Task – Show every line from the entries that follow which holds the word "Quick".

Record excerpts –
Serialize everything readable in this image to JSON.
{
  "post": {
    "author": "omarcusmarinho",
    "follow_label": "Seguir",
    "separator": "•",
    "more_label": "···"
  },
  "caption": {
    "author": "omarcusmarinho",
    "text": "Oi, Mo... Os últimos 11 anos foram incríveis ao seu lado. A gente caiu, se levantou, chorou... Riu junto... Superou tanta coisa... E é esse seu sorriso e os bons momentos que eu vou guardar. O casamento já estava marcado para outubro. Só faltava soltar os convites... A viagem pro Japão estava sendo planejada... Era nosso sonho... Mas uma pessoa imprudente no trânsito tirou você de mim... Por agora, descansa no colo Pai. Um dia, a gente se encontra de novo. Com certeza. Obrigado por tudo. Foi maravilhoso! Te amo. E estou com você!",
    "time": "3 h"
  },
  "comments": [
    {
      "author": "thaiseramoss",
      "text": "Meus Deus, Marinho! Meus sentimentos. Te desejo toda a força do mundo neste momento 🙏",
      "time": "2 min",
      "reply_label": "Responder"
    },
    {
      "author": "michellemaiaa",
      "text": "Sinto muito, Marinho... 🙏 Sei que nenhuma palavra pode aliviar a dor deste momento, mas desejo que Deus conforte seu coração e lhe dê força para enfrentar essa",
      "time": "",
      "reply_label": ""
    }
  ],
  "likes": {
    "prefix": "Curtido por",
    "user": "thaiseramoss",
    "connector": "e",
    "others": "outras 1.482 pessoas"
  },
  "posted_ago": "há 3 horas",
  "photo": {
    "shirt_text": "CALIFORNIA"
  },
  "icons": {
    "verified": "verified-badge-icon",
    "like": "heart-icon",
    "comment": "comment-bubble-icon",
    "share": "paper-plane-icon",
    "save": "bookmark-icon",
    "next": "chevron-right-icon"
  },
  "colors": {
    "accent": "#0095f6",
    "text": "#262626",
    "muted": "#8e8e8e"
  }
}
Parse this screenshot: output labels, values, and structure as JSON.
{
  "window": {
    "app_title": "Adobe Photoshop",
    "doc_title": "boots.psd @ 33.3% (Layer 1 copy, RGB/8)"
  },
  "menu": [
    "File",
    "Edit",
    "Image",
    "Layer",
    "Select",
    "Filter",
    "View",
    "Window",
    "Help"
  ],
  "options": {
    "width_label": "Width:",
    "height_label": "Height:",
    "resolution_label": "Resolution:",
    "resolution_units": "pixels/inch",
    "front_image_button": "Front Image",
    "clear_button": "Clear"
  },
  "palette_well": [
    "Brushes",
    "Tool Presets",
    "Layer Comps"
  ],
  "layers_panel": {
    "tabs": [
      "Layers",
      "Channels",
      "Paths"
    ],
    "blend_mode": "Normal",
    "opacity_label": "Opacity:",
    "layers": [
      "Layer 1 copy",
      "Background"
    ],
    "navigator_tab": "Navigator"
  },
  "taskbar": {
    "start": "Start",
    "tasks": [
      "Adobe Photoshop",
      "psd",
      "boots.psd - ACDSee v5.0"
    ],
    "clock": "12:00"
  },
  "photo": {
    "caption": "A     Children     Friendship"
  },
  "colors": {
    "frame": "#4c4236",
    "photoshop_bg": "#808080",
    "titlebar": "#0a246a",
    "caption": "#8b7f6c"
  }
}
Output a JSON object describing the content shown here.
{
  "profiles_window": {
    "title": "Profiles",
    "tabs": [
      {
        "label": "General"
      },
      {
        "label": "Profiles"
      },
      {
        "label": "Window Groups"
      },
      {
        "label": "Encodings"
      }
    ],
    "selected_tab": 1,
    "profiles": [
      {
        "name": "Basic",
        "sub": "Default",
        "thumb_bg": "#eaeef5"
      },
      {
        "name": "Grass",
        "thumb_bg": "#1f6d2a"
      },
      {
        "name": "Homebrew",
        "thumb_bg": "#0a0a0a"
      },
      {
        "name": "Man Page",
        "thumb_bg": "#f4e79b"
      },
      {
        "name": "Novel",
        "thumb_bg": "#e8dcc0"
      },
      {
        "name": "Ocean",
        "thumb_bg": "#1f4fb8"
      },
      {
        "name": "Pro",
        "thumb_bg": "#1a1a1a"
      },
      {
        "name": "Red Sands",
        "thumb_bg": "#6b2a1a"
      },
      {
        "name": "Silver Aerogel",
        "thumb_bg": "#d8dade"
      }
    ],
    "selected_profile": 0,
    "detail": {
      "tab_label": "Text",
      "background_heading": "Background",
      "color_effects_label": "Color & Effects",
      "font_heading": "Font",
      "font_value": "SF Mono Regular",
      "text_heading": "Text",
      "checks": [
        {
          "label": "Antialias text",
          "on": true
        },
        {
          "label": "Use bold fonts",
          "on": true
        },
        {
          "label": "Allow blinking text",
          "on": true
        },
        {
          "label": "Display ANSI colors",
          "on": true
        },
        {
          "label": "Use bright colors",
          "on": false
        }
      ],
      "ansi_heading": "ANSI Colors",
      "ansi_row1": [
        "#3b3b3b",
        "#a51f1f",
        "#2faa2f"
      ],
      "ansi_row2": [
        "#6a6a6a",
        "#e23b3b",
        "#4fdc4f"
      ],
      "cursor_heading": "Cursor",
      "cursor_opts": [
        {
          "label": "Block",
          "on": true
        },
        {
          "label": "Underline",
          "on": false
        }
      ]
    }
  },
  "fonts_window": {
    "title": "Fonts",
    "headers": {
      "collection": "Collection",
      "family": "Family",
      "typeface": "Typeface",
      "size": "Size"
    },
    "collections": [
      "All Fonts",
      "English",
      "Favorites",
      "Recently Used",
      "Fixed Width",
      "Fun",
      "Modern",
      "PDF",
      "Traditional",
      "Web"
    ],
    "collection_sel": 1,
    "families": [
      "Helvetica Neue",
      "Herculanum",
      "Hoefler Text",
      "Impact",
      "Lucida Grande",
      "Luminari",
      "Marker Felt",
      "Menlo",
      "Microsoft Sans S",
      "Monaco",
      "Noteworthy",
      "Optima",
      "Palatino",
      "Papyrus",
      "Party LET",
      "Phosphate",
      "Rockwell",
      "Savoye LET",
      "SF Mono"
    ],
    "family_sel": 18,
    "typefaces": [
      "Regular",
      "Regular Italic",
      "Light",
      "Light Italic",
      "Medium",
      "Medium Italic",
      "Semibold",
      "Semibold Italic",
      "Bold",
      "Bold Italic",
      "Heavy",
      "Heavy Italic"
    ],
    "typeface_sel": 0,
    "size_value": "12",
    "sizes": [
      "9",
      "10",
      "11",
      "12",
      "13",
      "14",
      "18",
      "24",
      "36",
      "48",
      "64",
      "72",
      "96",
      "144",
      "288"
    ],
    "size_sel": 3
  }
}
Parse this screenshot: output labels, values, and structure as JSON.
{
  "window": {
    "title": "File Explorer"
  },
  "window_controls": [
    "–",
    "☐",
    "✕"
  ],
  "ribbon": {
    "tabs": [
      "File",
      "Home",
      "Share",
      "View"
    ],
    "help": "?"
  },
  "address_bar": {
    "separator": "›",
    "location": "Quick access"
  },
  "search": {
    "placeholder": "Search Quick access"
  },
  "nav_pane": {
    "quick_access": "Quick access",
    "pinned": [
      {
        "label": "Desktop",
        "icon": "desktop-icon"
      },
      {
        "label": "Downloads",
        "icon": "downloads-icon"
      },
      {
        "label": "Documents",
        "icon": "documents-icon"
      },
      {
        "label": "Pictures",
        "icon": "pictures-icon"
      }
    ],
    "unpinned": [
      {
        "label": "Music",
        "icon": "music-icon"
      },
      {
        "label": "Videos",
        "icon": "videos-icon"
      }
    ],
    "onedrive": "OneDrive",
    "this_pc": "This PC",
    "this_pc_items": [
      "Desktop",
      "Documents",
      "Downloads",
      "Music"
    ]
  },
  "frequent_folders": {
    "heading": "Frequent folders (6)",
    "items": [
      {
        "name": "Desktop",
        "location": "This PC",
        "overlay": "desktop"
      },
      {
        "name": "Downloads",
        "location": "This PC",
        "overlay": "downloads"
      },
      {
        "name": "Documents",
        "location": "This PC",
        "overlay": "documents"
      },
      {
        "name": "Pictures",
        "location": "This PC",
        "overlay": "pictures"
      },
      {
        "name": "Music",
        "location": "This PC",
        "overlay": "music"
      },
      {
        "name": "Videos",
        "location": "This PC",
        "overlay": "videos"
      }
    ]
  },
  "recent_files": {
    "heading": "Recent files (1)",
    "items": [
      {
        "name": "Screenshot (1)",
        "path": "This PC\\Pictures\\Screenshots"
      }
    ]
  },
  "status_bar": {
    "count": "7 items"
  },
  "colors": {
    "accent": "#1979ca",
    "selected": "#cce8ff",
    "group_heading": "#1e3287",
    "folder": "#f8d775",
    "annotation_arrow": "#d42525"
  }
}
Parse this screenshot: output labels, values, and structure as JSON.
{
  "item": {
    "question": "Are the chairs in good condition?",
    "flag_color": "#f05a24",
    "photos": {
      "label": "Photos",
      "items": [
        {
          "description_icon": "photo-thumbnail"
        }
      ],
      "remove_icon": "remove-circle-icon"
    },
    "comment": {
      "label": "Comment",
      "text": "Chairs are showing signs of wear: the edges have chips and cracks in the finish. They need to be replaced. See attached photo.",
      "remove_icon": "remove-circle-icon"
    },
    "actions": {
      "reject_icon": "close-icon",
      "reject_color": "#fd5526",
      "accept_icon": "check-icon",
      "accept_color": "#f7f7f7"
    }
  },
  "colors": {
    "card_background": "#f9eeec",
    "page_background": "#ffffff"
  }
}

Response –
    "location": "Quick access"
    "placeholder": "Search Quick access"
    "quick_access": "Quick access",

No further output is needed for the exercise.